More Doctors Prescrib Meditation and Yoga for Cancer Patients

THURSDAY, May 12 (HealthDay News) — Mind-body therapies such as yoga, meditation and deep-breathing exercises appear to be gaining more acceptance in mainstream medicine, according to a new study.

Meditation for Cancer

Doctors Prescribe Meditation for Cancer

Mind-body therapy is used by more than one-third of Americans, and that number is rising, the researchers noted. They found that one in 30 Americans using some type of mind-body therapy was referred to the treatment by a medical provider.

“There’s good evidence to support using mind-body therapies clinically,” the study’s lead author, Dr. Aditi Nerurkar, an integrative medicine fellow at Harvard Medical School and Beth Israel Deaconess Medical Center in Boston, said in a news release from Beth Israel. “Still, we didn’t expect to see provider referral rates that were quite so high.”

Nerurkar and her colleagues analyzed data from more than 23,000 households that took part in the 2007 U.S. National Health Interview Survey. Nearly 3 percent of the people in those households, or about 6.3 million people, used mind-body therapies after referral by a mainstream medical provider, the study found. These people tended to be sicker and used the health-care system more than people who started using the therapies without a referral.

What We Have Learned

“What we learned suggests that providers are referring their patients for mind-body therapies as a last resort once conventional therapeutic options have failed,” Nerurkar said. “It makes us wonder whether referring patients for these therapies earlier in the treatment process could lead to less use of the health-care system and, possibly, better outcomes for these patients.”

The study is published in the May 9 issue of Archives of Internal Medicine.

“These data suggest that mind-body therapies have really become a mainstream approach to care,” Dr. Russell Phillips, chief of primary care at Beth Israel and the study’s senior author, said in the news release. “But more research is needed to guide physician and patient decision-making regarding their use.”

More information

The U.S. National Institutes of Health has more about mind-body therapy.
SOURCE: Beth Israel Deaconess Medical Center, news release, May 9, 2011
Copyright © 2011 HealthDay. All rights reserved.

cancer hypnosis

Welcome

I have been meaning to write this blog for some time now, inspired by many of my clients and their stories I felt that others may benefit and draw strength into their lives.

My name is Avinoam Lerner and I am a Holistic therapist and a Hypnotherapist, a Healer if you will.
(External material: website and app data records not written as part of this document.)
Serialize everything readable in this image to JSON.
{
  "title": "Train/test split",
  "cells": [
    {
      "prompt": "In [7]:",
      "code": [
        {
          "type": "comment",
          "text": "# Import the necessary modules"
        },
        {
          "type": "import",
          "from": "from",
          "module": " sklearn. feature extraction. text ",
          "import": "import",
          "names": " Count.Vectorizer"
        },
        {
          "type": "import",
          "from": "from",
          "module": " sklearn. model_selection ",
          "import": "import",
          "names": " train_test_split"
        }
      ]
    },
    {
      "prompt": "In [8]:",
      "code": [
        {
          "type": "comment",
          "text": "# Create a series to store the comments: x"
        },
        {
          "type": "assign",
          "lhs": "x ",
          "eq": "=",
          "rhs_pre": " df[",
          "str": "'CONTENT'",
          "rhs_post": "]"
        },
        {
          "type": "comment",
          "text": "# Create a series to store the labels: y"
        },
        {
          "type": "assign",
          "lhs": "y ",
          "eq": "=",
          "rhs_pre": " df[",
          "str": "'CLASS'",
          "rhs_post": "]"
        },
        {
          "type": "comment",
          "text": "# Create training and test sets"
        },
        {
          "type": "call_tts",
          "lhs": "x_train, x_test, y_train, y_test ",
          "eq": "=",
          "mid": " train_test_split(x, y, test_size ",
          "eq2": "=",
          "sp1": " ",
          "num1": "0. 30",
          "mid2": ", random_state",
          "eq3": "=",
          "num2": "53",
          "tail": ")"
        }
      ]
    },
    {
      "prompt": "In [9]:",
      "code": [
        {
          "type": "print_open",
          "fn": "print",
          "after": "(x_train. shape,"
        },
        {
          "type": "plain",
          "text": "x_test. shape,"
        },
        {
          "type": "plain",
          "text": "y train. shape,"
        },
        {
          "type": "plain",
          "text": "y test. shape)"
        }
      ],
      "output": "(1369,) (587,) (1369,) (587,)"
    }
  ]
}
If I’m being honest, it was not my intention to focus my practice on helping those diagnosed with cancer and chronic illnesses heal, nor did I think I would feel privileged to do so. Nevertheless I do feel this way and believe it is what I am here to do.

Over the years I have worked with many who despite of their dire physical predicament were able to beat the odds, recover and heal. My hope is that the information shared in this blog will move, inspire and uplift your spirit so that you too can be transformed and find your way back to health.

The purpose of this blog as is to become a place where intelligent, like minded people can connect and speak their mind about cancer, chronic illness and their personal journey towards healing.

I want you to know – I always encourage your feedback! Please, let me know how I’m doing along the way and share your own stories 🙂

You can also expect that this blog from here on out will be a hub and source for solid, interesting information every day.

I’d like to invite you to participate, and subscribe now to get involved with the latest conversations! The more we can learn from each other and share our thoughts the better.

It’s only together that we can create a community…share ideas…and maybe even change the world!

So subscribe, comment and let me know your story. I look forward to sharing this space with you.